In my 20 years of building relationships with employers across the South West of England, I am in no doubt that HR Managers and Professionals fear the possible consequences of discussing Disability at Interview. As Weightman so accurately points out, training strongly advocates that a fair and equitable recruitment process should only concentrate upon assessing the suitability of candidates against the requirements of a specific post. This in my experience, would include a detailed Job Description and a Person Specification and a well thought through Recruitment Policy with its inherent Procedures. The point I am hopefully emphasising here is that HR Professionals are so busy concerning themselves with ensuring that they are seen to be fair that the reality is an unfair outcome for many People with Disabilities. HR Professionals are caught between a rock and a hard place. However, this pushing workplace decision making cultures to be cautious and subsequently ‘risk averse’. Weightman sees HR as the gatekeepers and clearly the people who can change this, but they may not be the ones actually making the decisions in the business sectors where they work. The Minster is right to argue that this comes down to increasing confidence around disability in the workplace, but is it really that easy?
So What Would I do to Increase Confidence for HR Professionals and Eliminate Fear?
I think the issues for recruiters and HR Professionals is a complete route and branch review of their Policies and Procedures which cover the recruitment of staff.

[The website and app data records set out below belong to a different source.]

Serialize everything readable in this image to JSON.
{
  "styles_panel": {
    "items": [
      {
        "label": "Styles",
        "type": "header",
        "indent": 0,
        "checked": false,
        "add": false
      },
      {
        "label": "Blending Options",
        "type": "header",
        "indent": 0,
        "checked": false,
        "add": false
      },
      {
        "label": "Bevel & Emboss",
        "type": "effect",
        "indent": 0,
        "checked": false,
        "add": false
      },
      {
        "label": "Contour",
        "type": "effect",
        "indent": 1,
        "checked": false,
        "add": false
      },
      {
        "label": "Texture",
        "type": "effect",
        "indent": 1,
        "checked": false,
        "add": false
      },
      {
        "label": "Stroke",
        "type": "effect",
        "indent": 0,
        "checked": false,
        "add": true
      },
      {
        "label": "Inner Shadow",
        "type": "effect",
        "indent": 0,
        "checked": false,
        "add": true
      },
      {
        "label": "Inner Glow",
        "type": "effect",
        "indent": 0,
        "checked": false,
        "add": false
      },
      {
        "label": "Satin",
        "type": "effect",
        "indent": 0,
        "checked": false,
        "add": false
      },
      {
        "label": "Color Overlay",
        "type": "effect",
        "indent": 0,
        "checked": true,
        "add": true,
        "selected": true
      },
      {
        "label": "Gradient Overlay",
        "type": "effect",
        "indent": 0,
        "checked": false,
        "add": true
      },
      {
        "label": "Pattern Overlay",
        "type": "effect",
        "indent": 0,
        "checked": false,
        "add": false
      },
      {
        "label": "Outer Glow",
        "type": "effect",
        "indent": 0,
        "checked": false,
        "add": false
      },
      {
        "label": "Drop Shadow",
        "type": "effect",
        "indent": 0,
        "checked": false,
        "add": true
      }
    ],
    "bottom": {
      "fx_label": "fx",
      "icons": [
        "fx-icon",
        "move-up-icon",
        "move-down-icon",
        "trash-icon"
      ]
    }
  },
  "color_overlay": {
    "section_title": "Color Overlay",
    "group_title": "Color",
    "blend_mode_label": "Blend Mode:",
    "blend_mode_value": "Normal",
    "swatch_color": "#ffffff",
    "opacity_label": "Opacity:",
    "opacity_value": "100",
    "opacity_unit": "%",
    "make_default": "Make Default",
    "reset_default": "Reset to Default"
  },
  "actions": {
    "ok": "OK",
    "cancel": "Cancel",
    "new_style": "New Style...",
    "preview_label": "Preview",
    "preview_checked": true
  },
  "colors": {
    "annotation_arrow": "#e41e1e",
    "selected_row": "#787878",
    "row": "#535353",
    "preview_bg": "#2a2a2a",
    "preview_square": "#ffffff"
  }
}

There is no easy fix. It is also extremely difficult to review something that is too close to home and our unconscious bias’ will lead to us seeing what we want to see. How often have you tried to ‘proof read’ a document and been convinced that there are no errors, only for a colleague to spot something you did not see? So why is it often assumed that the people who must undertake a review are also the same people who will be less likely to notice any policy shortcomings. What is wrong with learning a lesson from the social sciences, ask the people who are actually affected by the Policy to do the job for you?
Fear is an extremely strong emotion that is innate in al human-beings. It may manifest itself in different cultures differently, but the one universal impact is upon the types of behaviours that it leads us to exhibit. It is rooted in our personalities and all of this including our real, learned, imagined and negative thoughts affects the unconscious bias that we all have as to what it is like to have a Disability. We all have prejudices. Above all else, fear protects us from danger. We move away from things that can hurt us or have a cost that we do not think is a reasonable price to pay.
You have to become self aware before you change and emotion or behaviour in yourself and others. Only then can you start to address fear using rationale thinking.
Now, you may recall me expressing an opinion about using the term People with Disabilities. Anyone of you who knows me well will know that I am no fan of political correctness or the obsessive scaremongering that pervades our daily lives from the populist journalism in the media. Just to get you thinking of what I mean, I am in my opinion Partially Sighted. Others call it visual impairment or severely sight impaired. I was told that my choice of terminology is not acceptable as this is a medical definition of my Disability. This does not really matter or change anything. If I was working for you, you could ask me a really simple, but fantastically helpful question. What should we know in order to help you the most? People are people first and foremost. They may also have differences including Disabilities. Using the term Disabled People suggests that we all have common traits, we don’t.
Now if you enjoyed reading this Blog you can do two things. First, contact me using my E-mail address, firstname.lastname@example.org and I will add you to my list to receive my E-Book which is coming out in the next few weeks. Second, you can pick up where we have left off this month by reading next month’s Blog, which will go into more details about how you can challenge your fears and become more confident about disability in the workplace.
Thank you for reading this month.